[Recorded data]
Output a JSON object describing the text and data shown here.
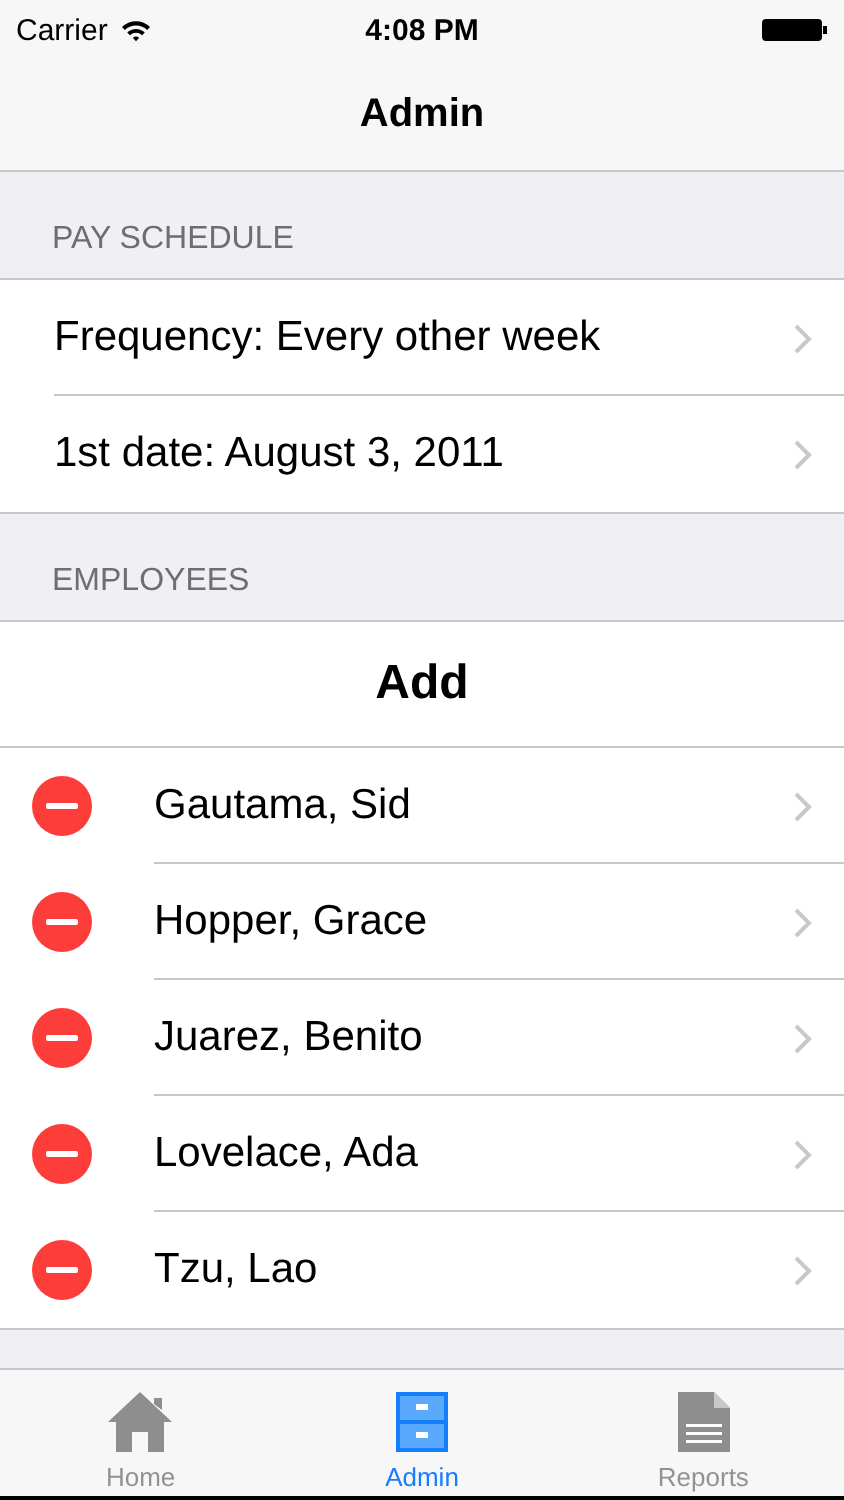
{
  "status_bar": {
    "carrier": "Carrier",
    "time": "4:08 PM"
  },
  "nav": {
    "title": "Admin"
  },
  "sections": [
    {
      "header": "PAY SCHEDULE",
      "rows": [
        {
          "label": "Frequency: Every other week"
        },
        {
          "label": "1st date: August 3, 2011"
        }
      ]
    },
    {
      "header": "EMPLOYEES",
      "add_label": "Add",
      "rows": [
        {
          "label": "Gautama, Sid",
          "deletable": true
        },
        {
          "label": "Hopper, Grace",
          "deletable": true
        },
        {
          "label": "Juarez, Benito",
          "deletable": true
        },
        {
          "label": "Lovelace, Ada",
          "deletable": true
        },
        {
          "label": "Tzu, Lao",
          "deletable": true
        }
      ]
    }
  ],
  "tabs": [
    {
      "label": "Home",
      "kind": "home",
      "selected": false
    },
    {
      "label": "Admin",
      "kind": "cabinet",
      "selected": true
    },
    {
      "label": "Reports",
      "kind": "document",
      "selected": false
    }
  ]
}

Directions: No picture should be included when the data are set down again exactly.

Exercise response:
Output a JSON object describing the text and data shown here.
{
  "status_bar": {
    "carrier": "Carrier",
    "time": "4:08 PM"
  },
  "nav": {
    "title": "Admin"
  },
  "sections": [
    {
      "header": "PAY SCHEDULE",
      "rows": [
        {
          "label": "Frequency: Every other week"
        },
        {
          "label": "1st date: August 3, 2011"
        }
      ]
    },
    {
      "header": "EMPLOYEES",
      "add_label": "Add",
      "rows": [
        {
          "label": "Gautama, Sid",
          "deletable": true
        },
        {
          "label": "Hopper, Grace",
          "deletable": true
        },
        {
          "label": "Juarez, Benito",
          "deletable": true
        },
        {
          "label": "Lovelace, Ada",
          "deletable": true
        },
        {
          "label": "Tzu, Lao",
          "deletable": true
        }
      ]
    }
  ],
  "tabs": [
    {
      "label": "Home",
      "kind": "home",
      "selected": false
    },
    {
      "label": "Admin",
      "kind": "cabinet",
      "selected": true
    },
    {
      "label": "Reports",
      "kind": "document",
      "selected": false
    }
  ]
}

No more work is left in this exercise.